Each time this skill adds a success to one side or the other, the History DC for adding another success to that side increases by 5.

Intimidate (hard DC by level): Openly threatening the diplomats might not be the best approach, but there are more subtle ways to use this skill. The character whispers in the ears of the diplomats of one side, reminding them of the recent dangers facing this town and the likelihood that they’ll return, perhaps making it seem a less desirable prize. A failed roll means the diplomats see through the character’s actions.

Stealth (moderate DC by level): The character spends time eavesdropping on one side and shares that information with the other side. A failed check indicates that the character passed on misinformation.

Secondary Skills: Endurance, Nature, Religion.

Endurance (moderate DC by level): The stakes are high, and when matters are most heated, the negotiations stretch into the wee hours of the night. When a day’s negotiations end with the two parties either tied in successes or with 2 failures accumulated, the characters must make a group Endurance check. If at least half the group succeeds, the characters’ ability to stay in control of their faculties serves them well as fatigue shortens tempers and frays nerves, and the characters can negate 1 accrued failure. If less than half the party succeeds, someone has snapped, perhaps even one of the characters, and the side represented by most of the characters who failed their checks accrues another failure.

Nature (moderate DC by level): Haggling over discrepancies in their respective maps, both parties agree on the third day of negotiations to send out a surveying team to iron things out. If a character who is trained in Nature has not antagonized either side, the character is offered the opportunity to lead the expedition. If that character makes a successful Nature check, he or she can subtly influence the readings to favor one side or the other, granting that side a success. If the character does not choose a side, the side with fewer successes gains a success. On a failure, the mission reaches no consensus, and tensions run that much higher. The party can attempt only one Nature check in the course of the challenge.

Religion (moderate DC by level): On the second day of the negotiations, the town celebrates a holiday, and the townsfolk ask one of the characters who is trained in Religion to offer a few words at the ceremony. A successful Religion check can add 1 success to either side by couching subtle nods to that side’s position in the address, or a speech on the virtues of understanding and fellowship can negate 1 accrued failure from either side. The party can attempt only one Religion check in the course of the challenge.

Success: If Hallber accumulates 4 successes, the negotiations end up favoring that duchy, and it lays claim upon the town.
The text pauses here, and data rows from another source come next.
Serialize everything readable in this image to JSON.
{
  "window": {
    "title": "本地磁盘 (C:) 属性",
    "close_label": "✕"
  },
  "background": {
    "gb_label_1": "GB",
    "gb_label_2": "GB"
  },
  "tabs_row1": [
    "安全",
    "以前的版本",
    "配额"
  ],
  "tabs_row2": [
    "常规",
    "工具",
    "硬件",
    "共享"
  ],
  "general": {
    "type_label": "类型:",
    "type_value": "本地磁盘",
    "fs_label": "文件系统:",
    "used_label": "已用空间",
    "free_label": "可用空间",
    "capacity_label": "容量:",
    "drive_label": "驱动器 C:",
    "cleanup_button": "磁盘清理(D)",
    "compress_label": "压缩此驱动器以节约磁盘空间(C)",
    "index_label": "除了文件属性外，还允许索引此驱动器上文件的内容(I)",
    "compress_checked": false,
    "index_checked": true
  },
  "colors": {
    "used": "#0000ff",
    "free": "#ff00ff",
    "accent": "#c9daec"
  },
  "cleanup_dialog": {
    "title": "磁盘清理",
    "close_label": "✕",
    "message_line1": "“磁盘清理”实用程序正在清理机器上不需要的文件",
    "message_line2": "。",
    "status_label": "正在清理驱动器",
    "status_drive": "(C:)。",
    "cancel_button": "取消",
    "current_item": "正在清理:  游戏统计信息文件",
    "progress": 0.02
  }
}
On the other hand, if Yranes accumulates 4 successes first, then the duchy of Yranes gains the town.

The winner gets ownership of the town, but the more successes the loser has, the more concessions it can demand. If Hallber has at least 3 successes, it earns the right to leave a garrison in town. If Yranes has at least 3 successes, it sets up warehouses and a mercantile post in town. Ultimately, the town will benefit most from the fairest arrangements.

If the arrangement is particularly equitable (which is to say the other side got its concession), the town thrives in the future, and the characters can expect to have a safe haven there. If the arrangement is imbalanced, then the winning duchy eventually absorbs the town completely, and the citizens will have no great reason to remember these events fondly.

Failure: If negotiations break down, war is the only option left on the table. If either side has fewer than 3 successes when the challenge ends, fighting breaks out immediately. Otherwise, the negotiators withdraw and the war proceeds more formally. In either case, the town of Parsain suffers as the battlefield for this conflict.


Excerpt Schedule

Monday Friday

August 17

Ch 1. Group Storytelling

August 21

Ch.1 Companion Characters

August 24

Ch. 2 Advanced Encounters

August 28

Ch. 2 Terrain

August 31

Ch. 3 Skill Challenges

September 4

Ch. 4 Customizing Monsters

September 7

Ch. 5 Adventures and Rewards

September 11

Ch. 6 Paragon Campaigns